It's fitting, probably, that the show-business capital of the world should be the site of the first trial of financier Charles H. Keating Jr. From the start, Keating's trial has been good theater. On the first day of jury selection, an elderly widow accosted Keating in the front of the courtroom, shouting that he had robbed her of her life savings. A few weeks later, another irate investor, cable-TV talk-show host Skip Lowe, bopped Keating on the shoulder with a powdered wig. In the courthouse hallways, angry bondholders chanted: "Mr. Cheating, where's our money?"
The curtain draws near, but only for Act I. The case, where two months of testimony have concluded, tackles a narrow slice of the complex charges against Keating in connection with the 1989 failure of Lincoln Savings & Loan Assn., which will cost taxpayers some $2.6 billion. It's the first step in a legal gauntlet for Keating, who has come to symbolize the nation's massive S&L crisis.
Amid all the uproar, serious issues are at stake. The Los Angeles County criminal trial focuses on whether Keating defrauded 18 of the more than 20,000 buyers of $250 million of bonds sold by Lincoln's parent, Phoenix-based American Continental Corp. Prosecutors have pinned their case on proving that Keating failed to disclose to investors the sorry state of American Continental's finances and its tangles with regulators.
NO SMOKE. Keating's defense is that he wasn't directly involved in bond sales and that he relied on advice from lawyers and accountants about the bonds. Defense lawyer Stephen C. Neal adeptly used his cross-examination to elicit testimony favorable to Keating from some prosecution witnesses. Then the suave, 42-year-old Chicagoan surprised courtroom observers by resting his case on Nov. 7 without calling any defense witnesses. He says he didn't need to: "The prosecution hasn't come close to proving what they have to prove" -- that Keating knowingly and intentionally defrauded the 18 bondholders named in the case.
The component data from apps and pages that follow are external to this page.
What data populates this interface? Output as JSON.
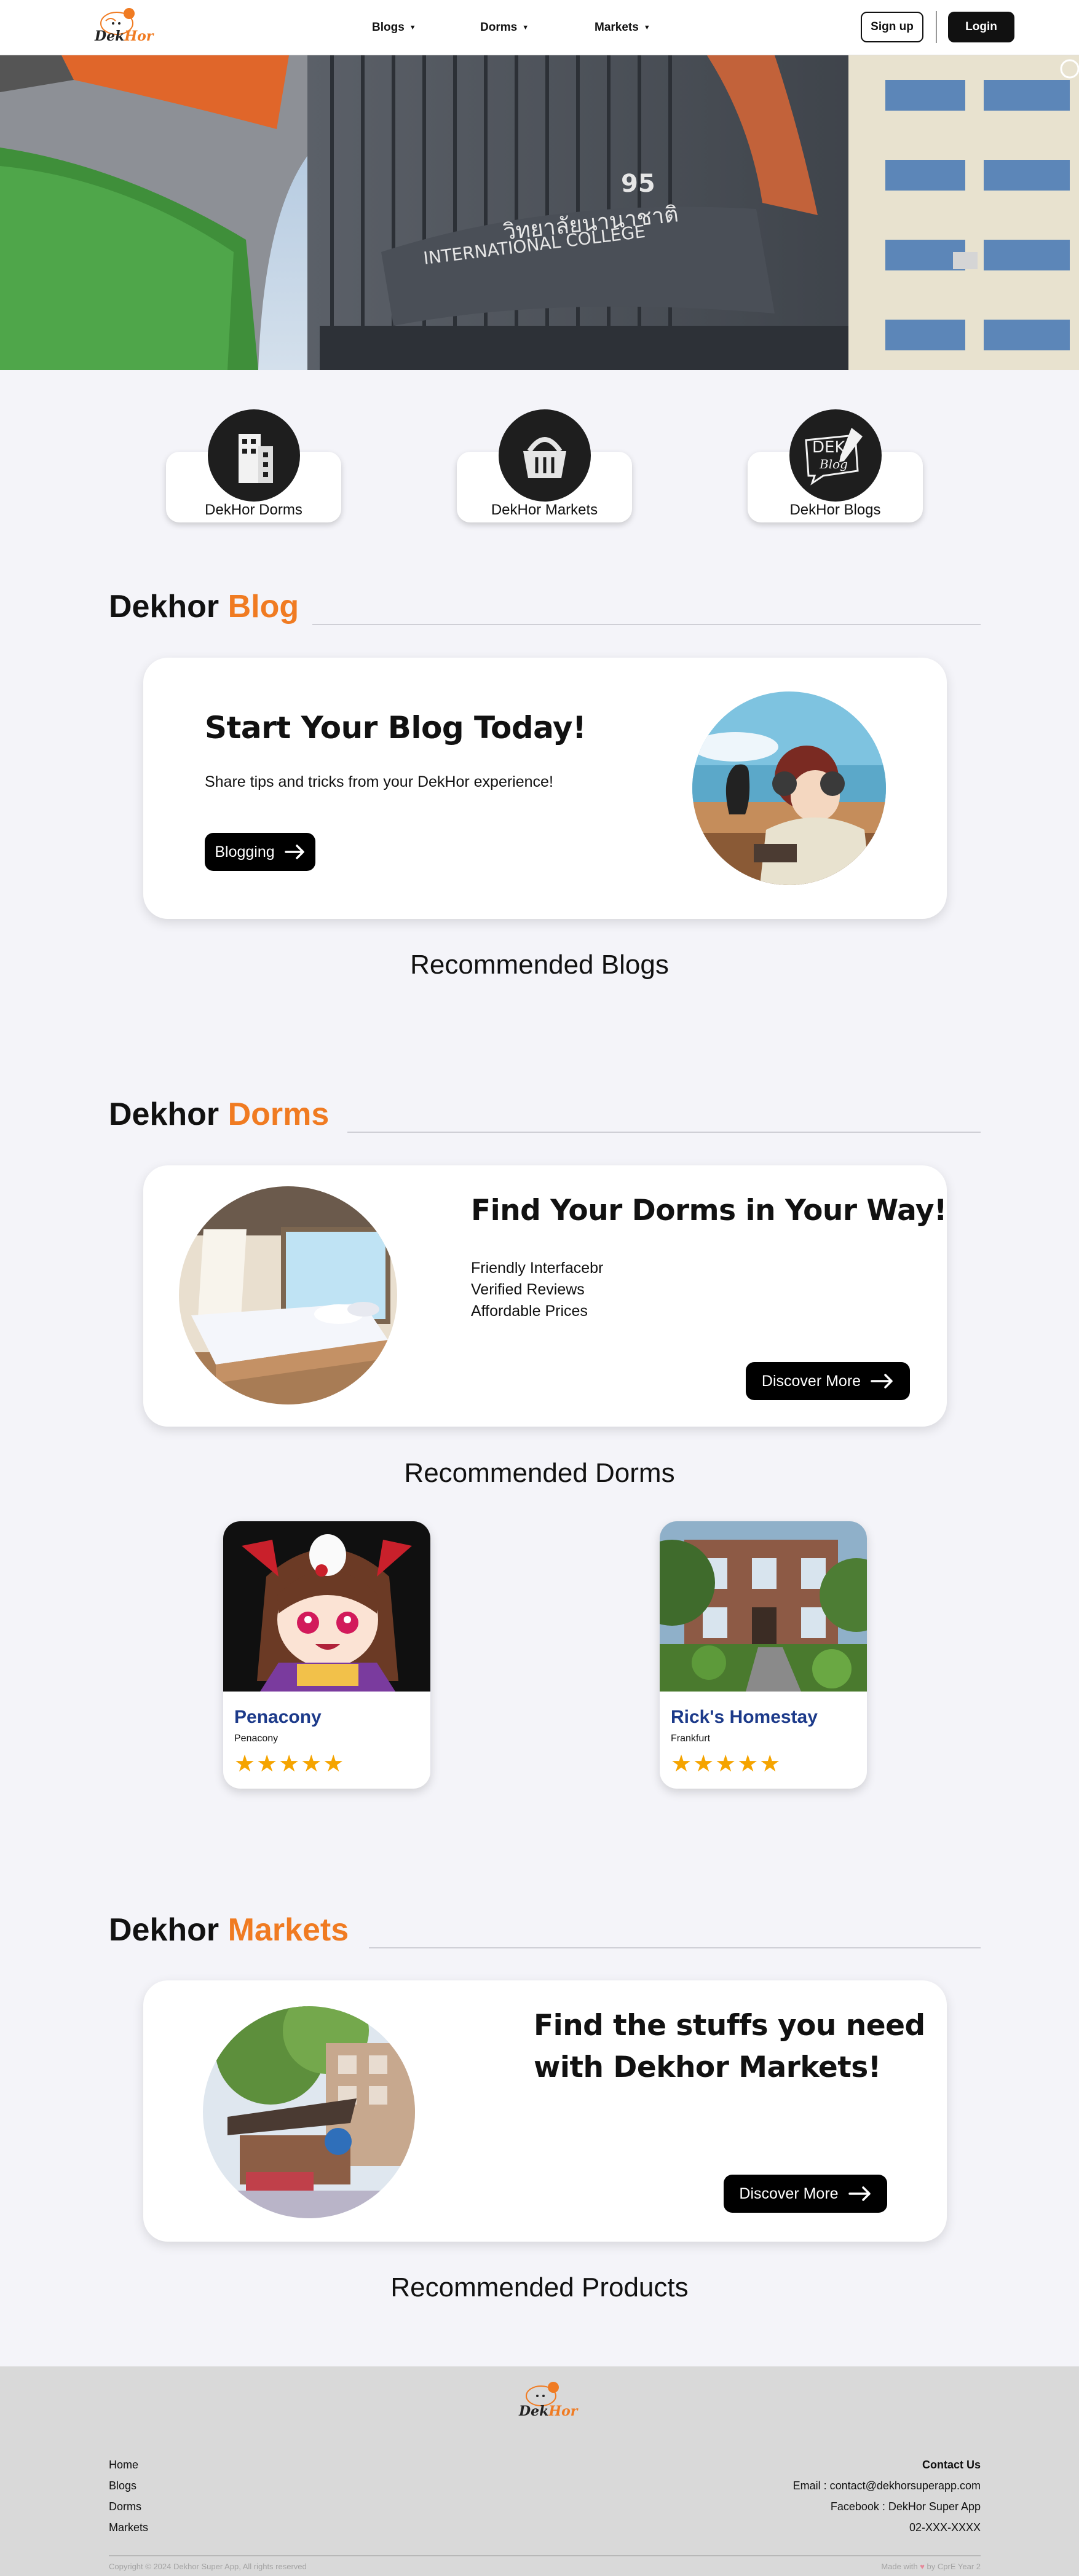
{
  "navbar": {
    "logo_text_1": "Dek",
    "logo_text_2": "Hor",
    "menus": [
      {
        "label": "Blogs"
      },
      {
        "label": "Dorms"
      },
      {
        "label": "Markets"
      }
    ],
    "signup_label": "Sign up",
    "login_label": "Login"
  },
  "hero": {
    "building_number": "95",
    "building_thai": "วิทยาลัยนานาชาติ",
    "building_english": "INTERNATIONAL COLLEGE"
  },
  "categories": [
    {
      "label": "DekHor Dorms"
    },
    {
      "label": "DekHor Markets"
    },
    {
      "label": "DekHor Blogs",
      "icon_text_1": "DEK",
      "icon_text_2": "Blog"
    }
  ],
  "blog_section": {
    "title_prefix": "Dekhor",
    "title_accent": "Blog",
    "heading": "Start Your Blog Today!",
    "text": "Share tips and tricks from your DekHor experience!",
    "button_label": "Blogging",
    "recommended_title": "Recommended Blogs"
  },
  "dorms_section": {
    "title_prefix": "Dekhor",
    "title_accent": "Dorms",
    "heading": "Find Your Dorms in Your Way!",
    "features": [
      "Friendly Interfacebr",
      "Verified Reviews",
      "Affordable Prices"
    ],
    "button_label": "Discover More",
    "recommended_title": "Recommended Dorms",
    "dorms": [
      {
        "name": "Penacony",
        "location": "Penacony",
        "rating": 5
      },
      {
        "name": "Rick's Homestay",
        "location": "Frankfurt",
        "rating": 5
      }
    ]
  },
  "markets_section": {
    "title_prefix": "Dekhor",
    "title_accent": "Markets",
    "heading_line_1": "Find the stuffs you need",
    "heading_line_2": "with Dekhor Markets!",
    "button_label": "Discover More",
    "recommended_title": "Recommended Products"
  },
  "footer": {
    "links": [
      "Home",
      "Blogs",
      "Dorms",
      "Markets"
    ],
    "contact_title": "Contact Us",
    "email": "Email : contact@dekhorsuperapp.com",
    "facebook": "Facebook : DekHor Super App",
    "phone": "02-XXX-XXXX",
    "copyright": "Copyright © 2024 Dekhor Super App, All rights reserved",
    "made_with_prefix": "Made with",
    "made_with_suffix": "by CprE Year 2"
  },
  "colors": {
    "accent": "#f07b22",
    "dorm_name": "#1c3a8a",
    "star": "#f5a400",
    "footer_bg": "#d9d9d9"
  }
}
Prosecutors concede that they found no smoking gun to link Keating with fraud. But they contend that the mosaic they pieced together from the evidence of more than 50 witnesses clearly shows Keating calling the shots for a bond-sales program that relied on deceiving naive investors. Former employees told of trips to Phoenix, where Keating exhorted them to sell more bonds. A parade of elderly investors told how bond salesmen working at Lincoln branches persuaded them to cash out of certificates of deposit and buy uninsured American Continental bonds.
Some of the strongest prosecution testimony came from former Lincoln President Ray C. Fidel, who in March pleaded guilty to six fraud counts. He testified that when he told Keating that regulators insisted on moving bond sales out of Lincoln branches, Keating replied: "Can't we cheat?" If found guilty, Keating could face up to 10 years in prison and fines of $250,000. But his problems will hardly stop there. He faces a host of civil cases in Arizona, the Securities & Exchange Commission may sue, and federal indictments have long been expected.
Keating, resplendent in his expensive suits and silk ties, isn't the only regular in the dingy Los Angeles courtroom. So is Mike Lappin, 76, a retired actor from Sherman Oaks, Calif., who three years ago invested his $35,000 life savings in American Continental bonds. He says the bond fiasco has been "heart-rending." And now, like Keating, Lappin is anxiously awaiting the verdict.